* **Source material**

================================

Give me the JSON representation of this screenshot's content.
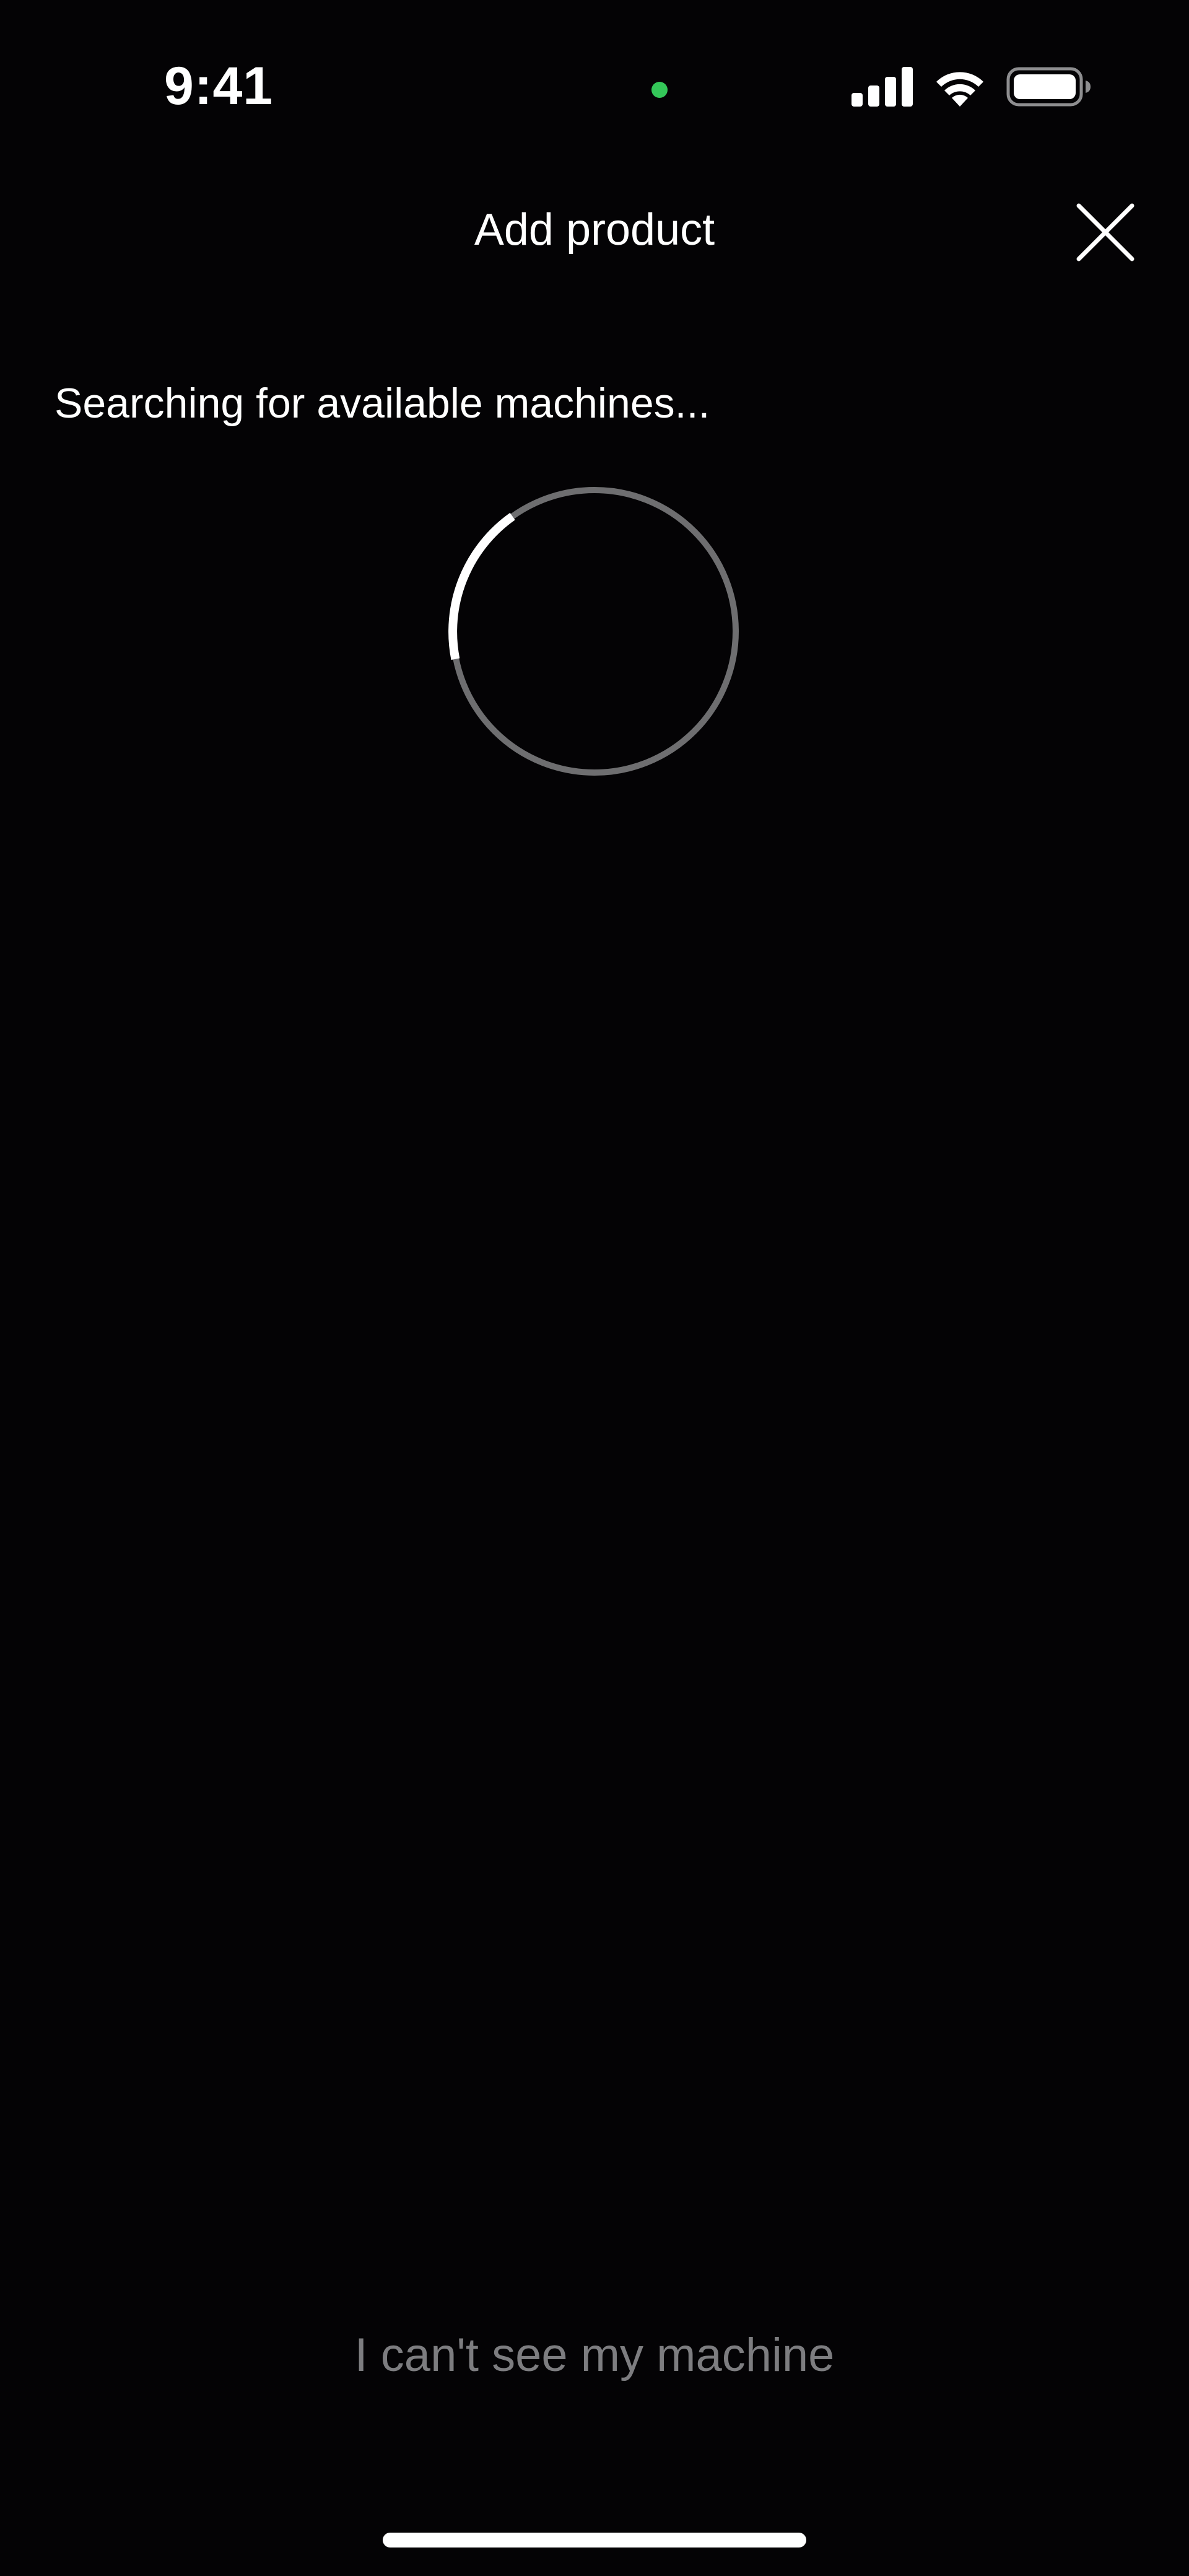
{
  "status_bar": {
    "time": "9:41",
    "privacy_indicator_color": "#34c759",
    "icons": [
      "cellular-signal-icon",
      "wifi-icon",
      "battery-icon"
    ]
  },
  "header": {
    "title": "Add product",
    "close_icon": "close-icon"
  },
  "main": {
    "status_text": "Searching for available machines...",
    "spinner": {
      "icon": "loading-spinner-icon",
      "track_color": "#6e6e70",
      "active_color": "#ffffff"
    }
  },
  "footer": {
    "help_link": "I can't see my machine",
    "help_link_color": "#7d7d80"
  },
  "colors": {
    "background": "#040305",
    "text": "#ffffff"
  }
}
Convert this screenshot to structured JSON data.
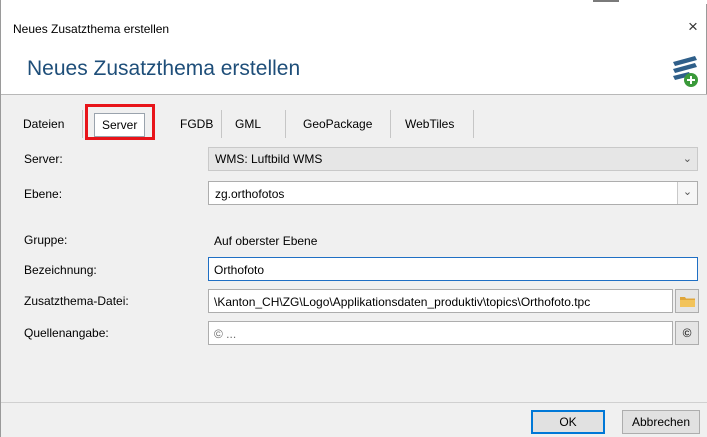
{
  "window": {
    "title": "Neues Zusatzthema erstellen",
    "close_glyph": "×"
  },
  "header": {
    "title": "Neues Zusatzthema erstellen",
    "icon": "add-layer-icon",
    "icon_color": "#2f5f8a",
    "plus_color": "#3a9a3a"
  },
  "tabs": [
    {
      "label": "Dateien",
      "selected": false
    },
    {
      "label": "Server",
      "selected": true
    },
    {
      "label": "FGDB",
      "selected": false
    },
    {
      "label": "GML",
      "selected": false
    },
    {
      "label": "GeoPackage",
      "selected": false
    },
    {
      "label": "WebTiles",
      "selected": false
    }
  ],
  "form": {
    "server": {
      "label": "Server:",
      "value": "WMS:  Luftbild WMS"
    },
    "ebene": {
      "label": "Ebene:",
      "value": "zg.orthofotos"
    },
    "gruppe": {
      "label": "Gruppe:",
      "value": "Auf oberster Ebene"
    },
    "bezeichnung": {
      "label": "Bezeichnung:",
      "value": "Orthofoto"
    },
    "datei": {
      "label": "Zusatzthema-Datei:",
      "value": "\\Kanton_CH\\ZG\\Logo\\Applikationsdaten_produktiv\\topics\\Orthofoto.tpc"
    },
    "quelle": {
      "label": "Quellenangabe:",
      "value": "© ..."
    }
  },
  "buttons": {
    "ok": "OK",
    "cancel": "Abbrechen",
    "copyright": "©"
  },
  "colors": {
    "accent_title": "#1e4e79",
    "highlight": "#e8141a",
    "focus": "#1f6fc4"
  }
}
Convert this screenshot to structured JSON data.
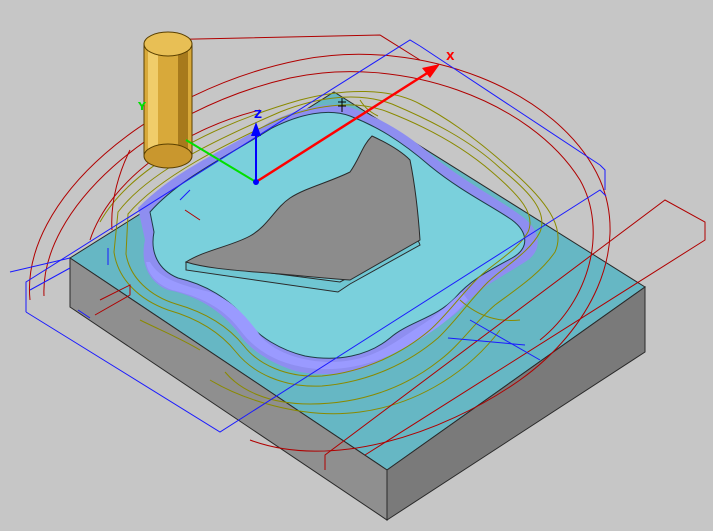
{
  "viewport": {
    "background": "#c6c6c6"
  },
  "axes": {
    "x_label": "X",
    "y_label": "Y",
    "z_label": "Z",
    "x_color": "#ff0000",
    "y_color": "#00e000",
    "z_color": "#0000ff"
  },
  "colors": {
    "stock_top": "#66b7c4",
    "stock_front": "#8f8f8f",
    "stock_right": "#7a7a7a",
    "pocket_floor": "#7ad0dc",
    "island_top": "#8c8c8c",
    "pocket_wall": "#8e8ef0",
    "tool": "#d8a93a",
    "toolpath_olive": "#8a8a00",
    "rapid_red": "#b00000",
    "boundary_blue": "#1a1aff"
  }
}
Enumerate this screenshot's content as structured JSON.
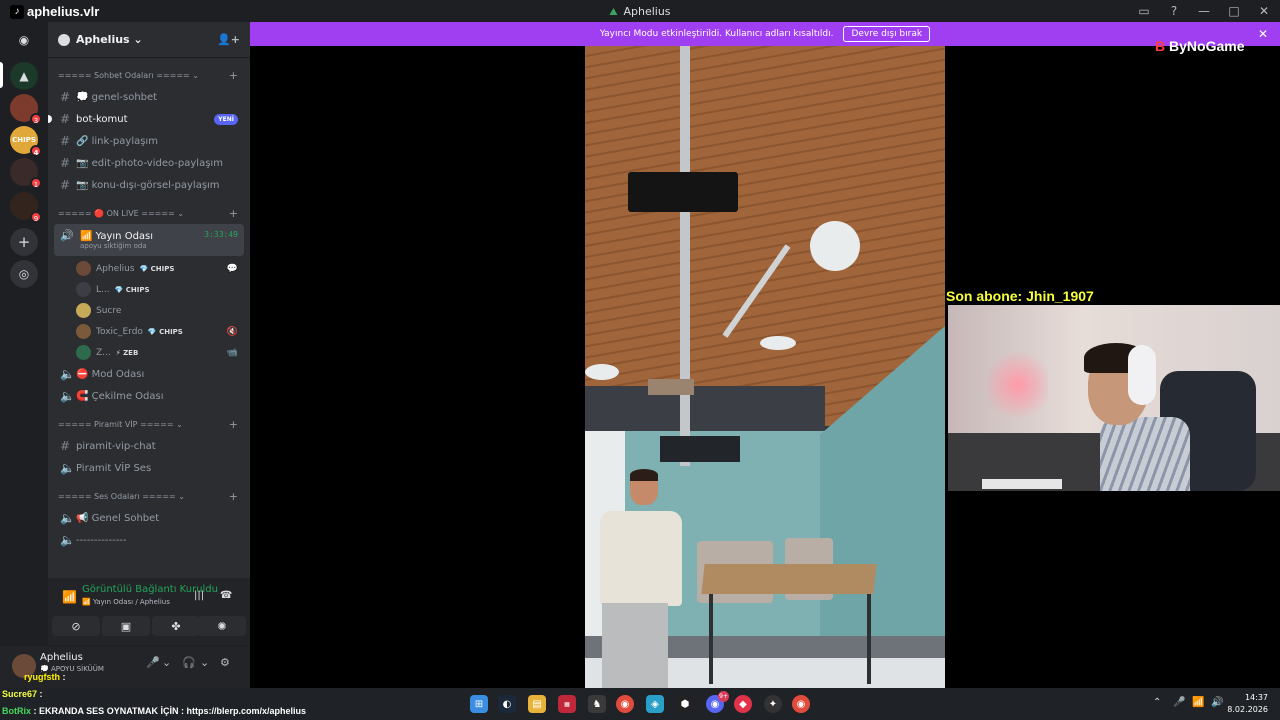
{
  "window": {
    "title": "Aphelius",
    "overlay_name": "aphelius.vlr"
  },
  "notice": {
    "text": "Yayıncı Modu etkinleştirildi. Kullanıcı adları kısaltıldı.",
    "button": "Devre dışı bırak",
    "close": "✕"
  },
  "rail": {
    "badges": [
      "3",
      "4",
      "1",
      "9"
    ],
    "server_labels": [
      "CHIPS"
    ]
  },
  "server": {
    "name": "Aphelius ⌄"
  },
  "categories": {
    "sohbet": "===== Sohbet Odaları ===== ⌄",
    "live": "===== 🔴 ON LIVE ===== ⌄",
    "piramit": "===== Piramit VİP ===== ⌄",
    "ses": "===== Ses Odaları ===== ⌄"
  },
  "channels": {
    "genel_sohbet": "💭 genel-sohbet",
    "bot_komut": "bot-komut",
    "new_badge": "YENİ",
    "link": "🔗 link-paylaşım",
    "edit_photo": "📷 edit-photo-video-paylaşım",
    "konu_disi": "📷 konu-dışı-görsel-paylaşım",
    "yayin_odasi": "📶 Yayın Odası",
    "yayin_sub": "apoyu siktiğim oda",
    "yayin_timer": "3:33:49",
    "mod_odasi": "⛔ Mod Odası",
    "cekilme": "🧲 Çekilme Odası",
    "piramit_chat": "piramit-vip-chat",
    "piramit_ses": "Piramit VİP Ses",
    "genel_voice": "📢 Genel Sohbet",
    "dashes": "--------------"
  },
  "members": [
    {
      "name": "Aphelius",
      "tag": "💎 CHIPS",
      "color": "#6b4a3a",
      "status": "💬"
    },
    {
      "name": "L...",
      "tag": "💎 CHIPS",
      "color": "#3d3d46",
      "status": ""
    },
    {
      "name": "Sucre",
      "tag": "",
      "color": "#c7a95a",
      "status": ""
    },
    {
      "name": "Toxic_Erdo",
      "tag": "💎 CHIPS",
      "color": "#7a5a3a",
      "status": "🔇"
    },
    {
      "name": "Z...",
      "tag": "⚡ ZEB",
      "color": "#2e6b4d",
      "status": "📹"
    }
  ],
  "voice_panel": {
    "status": "Görüntülü Bağlantı Kuruldu",
    "sub": "📶 Yayın Odası / Aphelius"
  },
  "user": {
    "name": "Aphelius",
    "sub": "💭 APOYU SİKÜÜM"
  },
  "chat_overlay": {
    "line1_name": "ryugfsth",
    "line1_sep": ":",
    "line2_name": "Sucre67",
    "line2_sep": ":",
    "botrix_name": "BotRix",
    "botrix_text": ": EKRANDA SES OYNATMAK İÇİN : https://blerp.com/x/aphelius"
  },
  "stream": {
    "subscriber": "Son abone: Jhin_1907",
    "sponsor": "ByNoGame",
    "sponsor_mark": "B"
  },
  "taskbar": {
    "discord_badge": "9+",
    "time": "14:37",
    "date": "8.02.2026"
  },
  "colors": {
    "accent": "#5865f2",
    "notice_bg": "#a03ff2",
    "online": "#23a55a"
  }
}
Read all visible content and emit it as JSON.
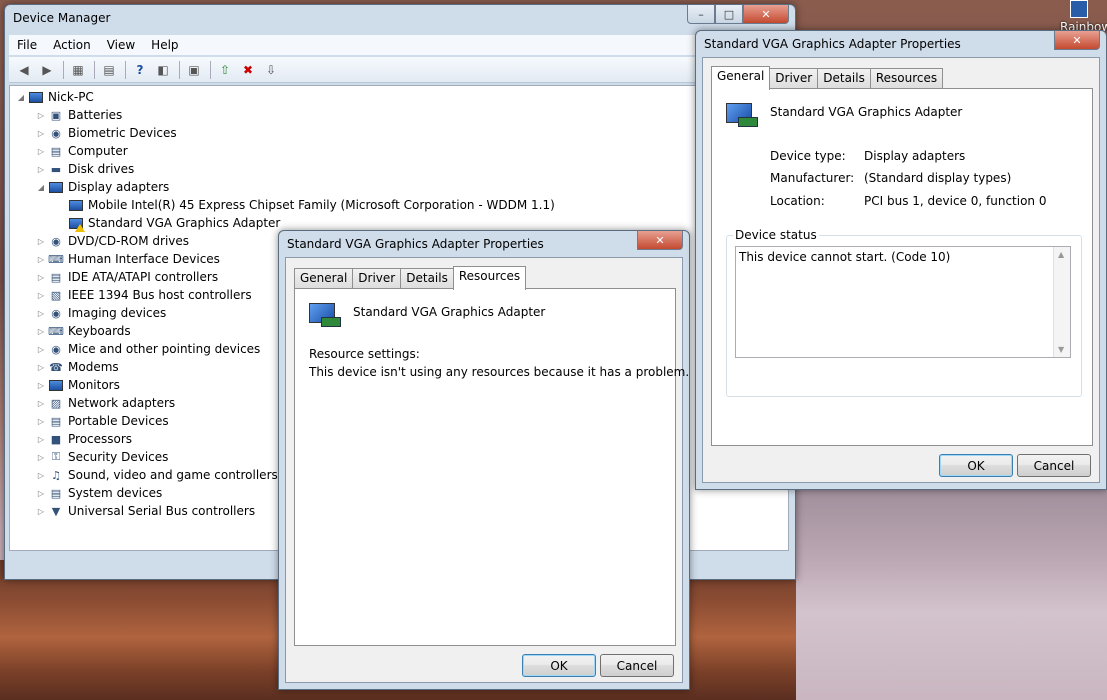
{
  "desktop": {
    "tile_label": "Rainbow"
  },
  "device_manager": {
    "title": "Device Manager",
    "menu": [
      "File",
      "Action",
      "View",
      "Help"
    ],
    "root": "Nick-PC",
    "categories": [
      "Batteries",
      "Biometric Devices",
      "Computer",
      "Disk drives",
      "Display adapters",
      "DVD/CD-ROM drives",
      "Human Interface Devices",
      "IDE ATA/ATAPI controllers",
      "IEEE 1394 Bus host controllers",
      "Imaging devices",
      "Keyboards",
      "Mice and other pointing devices",
      "Modems",
      "Monitors",
      "Network adapters",
      "Portable Devices",
      "Processors",
      "Security Devices",
      "Sound, video and game controllers",
      "System devices",
      "Universal Serial Bus controllers"
    ],
    "display_children": [
      "Mobile Intel(R) 45 Express Chipset Family (Microsoft Corporation - WDDM 1.1)",
      "Standard VGA Graphics Adapter"
    ]
  },
  "props_general": {
    "title": "Standard VGA Graphics Adapter Properties",
    "tabs": [
      "General",
      "Driver",
      "Details",
      "Resources"
    ],
    "device_name": "Standard VGA Graphics Adapter",
    "device_type_label": "Device type:",
    "device_type": "Display adapters",
    "manufacturer_label": "Manufacturer:",
    "manufacturer": "(Standard display types)",
    "location_label": "Location:",
    "location": "PCI bus 1, device 0, function 0",
    "status_group": "Device status",
    "status_text": "This device cannot start. (Code 10)",
    "ok": "OK",
    "cancel": "Cancel"
  },
  "props_resources": {
    "title": "Standard VGA Graphics Adapter Properties",
    "tabs": [
      "General",
      "Driver",
      "Details",
      "Resources"
    ],
    "device_name": "Standard VGA Graphics Adapter",
    "resource_label": "Resource settings:",
    "resource_text": "This device isn't using any resources because it has a problem.",
    "ok": "OK",
    "cancel": "Cancel"
  }
}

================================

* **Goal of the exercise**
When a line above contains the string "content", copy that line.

* **The completed task**
Give me the JSON representation of this screenshot's content.
Enumerate this screenshot's content as structured JSON.
Read all visible content and emit it as JSON.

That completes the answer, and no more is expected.